====== ENTRIES SUPPLIED ======
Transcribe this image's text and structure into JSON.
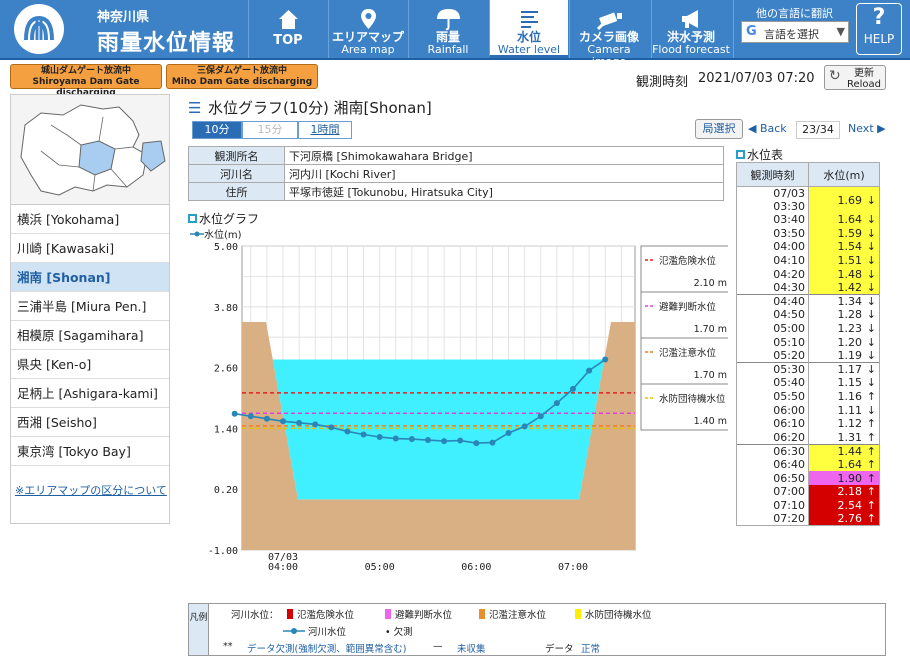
{
  "header": {
    "pref": "神奈川県",
    "title": "雨量水位情報"
  },
  "nav": [
    {
      "l1": "TOP",
      "l2": "",
      "icon": "home-icon"
    },
    {
      "l1": "エリアマップ",
      "l2": "Area map",
      "icon": "map-pin-icon"
    },
    {
      "l1": "雨量",
      "l2": "Rainfall",
      "icon": "umbrella-icon"
    },
    {
      "l1": "水位",
      "l2": "Water level",
      "icon": "water-level-icon"
    },
    {
      "l1": "カメラ画像",
      "l2": "Camera image",
      "icon": "camera-icon"
    },
    {
      "l1": "洪水予測",
      "l2": "Flood forecast",
      "icon": "megaphone-icon"
    }
  ],
  "translate": {
    "label": "他の言語に翻訳",
    "select": "言語を選択",
    "g": "G",
    "arrow": "▼"
  },
  "help": {
    "q": "?",
    "label": "HELP"
  },
  "dam": [
    {
      "jp": "城山ダムゲート放流中",
      "en": "Shiroyama Dam Gate discharging"
    },
    {
      "jp": "三保ダムゲート放流中",
      "en": "Miho Dam Gate discharging"
    }
  ],
  "obs": {
    "label": "観測時刻",
    "time": "2021/07/03 07:20"
  },
  "reload": {
    "jp": "更新",
    "en": "Reload",
    "icon": "↻"
  },
  "sidebar": {
    "items": [
      "横浜 [Yokohama]",
      "川崎 [Kawasaki]",
      "湘南 [Shonan]",
      "三浦半島 [Miura Pen.]",
      "相模原 [Sagamihara]",
      "県央 [Ken-o]",
      "足柄上 [Ashigara-kami]",
      "西湘 [Seisho]",
      "東京湾 [Tokyo Bay]"
    ],
    "selected": 2,
    "link": "※エリアマップの区分について"
  },
  "page": {
    "title": "水位グラフ(10分)  湘南[Shonan]",
    "tabs": [
      "10分",
      "15分",
      "1時間"
    ],
    "kyoku": "局選択",
    "back": "◀ Back",
    "pageinfo": "23/34",
    "next": "Next ▶"
  },
  "info": [
    {
      "k": "観測所名",
      "v": "下河原橋 [Shimokawahara Bridge]"
    },
    {
      "k": "河川名",
      "v": "河内川 [Kochi River]"
    },
    {
      "k": "住所",
      "v": "平塚市徳延 [Tokunobu, Hiratsuka City]"
    }
  ],
  "graph": {
    "title": "水位グラフ",
    "legend": "水位(m)"
  },
  "thresholds": [
    {
      "name": "氾濫危険水位",
      "value": "2.10 m",
      "v": 2.1,
      "color": "#e02020"
    },
    {
      "name": "避難判断水位",
      "value": "1.70 m",
      "v": 1.7,
      "color": "#e040e0"
    },
    {
      "name": "氾濫注意水位",
      "value": "1.70 m",
      "v": 1.45,
      "color": "#f08020"
    },
    {
      "name": "水防団待機水位",
      "value": "1.40 m",
      "v": 1.4,
      "color": "#e8c000"
    }
  ],
  "chart_data": {
    "type": "line",
    "ylim": [
      -1.0,
      5.0
    ],
    "yticks": [
      "5.00",
      "3.80",
      "2.60",
      "1.40",
      "0.20",
      "-1.00"
    ],
    "xticks": [
      {
        "label": "07/03\n04:00",
        "t": 0
      },
      {
        "label": "05:00",
        "t": 60
      },
      {
        "label": "06:00",
        "t": 120
      },
      {
        "label": "07:00",
        "t": 180
      }
    ],
    "x": [
      -20,
      -10,
      0,
      10,
      20,
      30,
      40,
      50,
      60,
      70,
      80,
      90,
      100,
      110,
      120,
      130,
      140,
      150,
      160,
      170,
      180,
      190,
      200
    ],
    "series": [
      {
        "name": "水位(m)",
        "values": [
          1.69,
          1.64,
          1.59,
          1.54,
          1.51,
          1.48,
          1.42,
          1.34,
          1.28,
          1.23,
          1.2,
          1.19,
          1.17,
          1.15,
          1.16,
          1.11,
          1.12,
          1.31,
          1.44,
          1.64,
          1.9,
          2.18,
          2.54,
          2.76
        ]
      }
    ]
  },
  "table": {
    "title": "水位表",
    "headers": [
      "観測時刻",
      "水位(m)"
    ],
    "rows": [
      {
        "t": "07/03 03:30",
        "v": "1.69",
        "a": "↓",
        "c": "y"
      },
      {
        "t": "03:40",
        "v": "1.64",
        "a": "↓",
        "c": "y"
      },
      {
        "t": "03:50",
        "v": "1.59",
        "a": "↓",
        "c": "y"
      },
      {
        "t": "04:00",
        "v": "1.54",
        "a": "↓",
        "c": "y"
      },
      {
        "t": "04:10",
        "v": "1.51",
        "a": "↓",
        "c": "y"
      },
      {
        "t": "04:20",
        "v": "1.48",
        "a": "↓",
        "c": "y"
      },
      {
        "t": "04:30",
        "v": "1.42",
        "a": "↓",
        "c": "y"
      },
      {
        "t": "04:40",
        "v": "1.34",
        "a": "↓",
        "c": "w"
      },
      {
        "t": "04:50",
        "v": "1.28",
        "a": "↓",
        "c": "w"
      },
      {
        "t": "05:00",
        "v": "1.23",
        "a": "↓",
        "c": "w"
      },
      {
        "t": "05:10",
        "v": "1.20",
        "a": "↓",
        "c": "w"
      },
      {
        "t": "05:20",
        "v": "1.19",
        "a": "↓",
        "c": "w"
      },
      {
        "t": "05:30",
        "v": "1.17",
        "a": "↓",
        "c": "w"
      },
      {
        "t": "05:40",
        "v": "1.15",
        "a": "↓",
        "c": "w"
      },
      {
        "t": "05:50",
        "v": "1.16",
        "a": "↑",
        "c": "w"
      },
      {
        "t": "06:00",
        "v": "1.11",
        "a": "↓",
        "c": "w"
      },
      {
        "t": "06:10",
        "v": "1.12",
        "a": "↑",
        "c": "w"
      },
      {
        "t": "06:20",
        "v": "1.31",
        "a": "↑",
        "c": "w"
      },
      {
        "t": "06:30",
        "v": "1.44",
        "a": "↑",
        "c": "y"
      },
      {
        "t": "06:40",
        "v": "1.64",
        "a": "↑",
        "c": "y"
      },
      {
        "t": "06:50",
        "v": "1.90",
        "a": "↑",
        "c": "p"
      },
      {
        "t": "07:00",
        "v": "2.18",
        "a": "↑",
        "c": "r"
      },
      {
        "t": "07:10",
        "v": "2.54",
        "a": "↑",
        "c": "r"
      },
      {
        "t": "07:20",
        "v": "2.76",
        "a": "↑",
        "c": "r"
      }
    ]
  },
  "legend": {
    "side": "凡例",
    "river": "河川水位：",
    "items": [
      "氾濫危険水位",
      "避難判断水位",
      "氾濫注意水位",
      "水防団待機水位"
    ],
    "line": "河川水位",
    "kessoku": "欠測",
    "star": "**",
    "missing": "データ欠測(強制欠測、範囲異常含む)",
    "dash": "—",
    "mishu": "未収集",
    "data": "データ",
    "seijo": "正常"
  },
  "colors": {
    "yellow": "#ffff40",
    "pink": "#ee66ee",
    "red": "#d40000",
    "cyan": "#40f0ff",
    "bank": "#d9b084",
    "line": "#2a86b8"
  }
}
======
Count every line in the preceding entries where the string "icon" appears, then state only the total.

7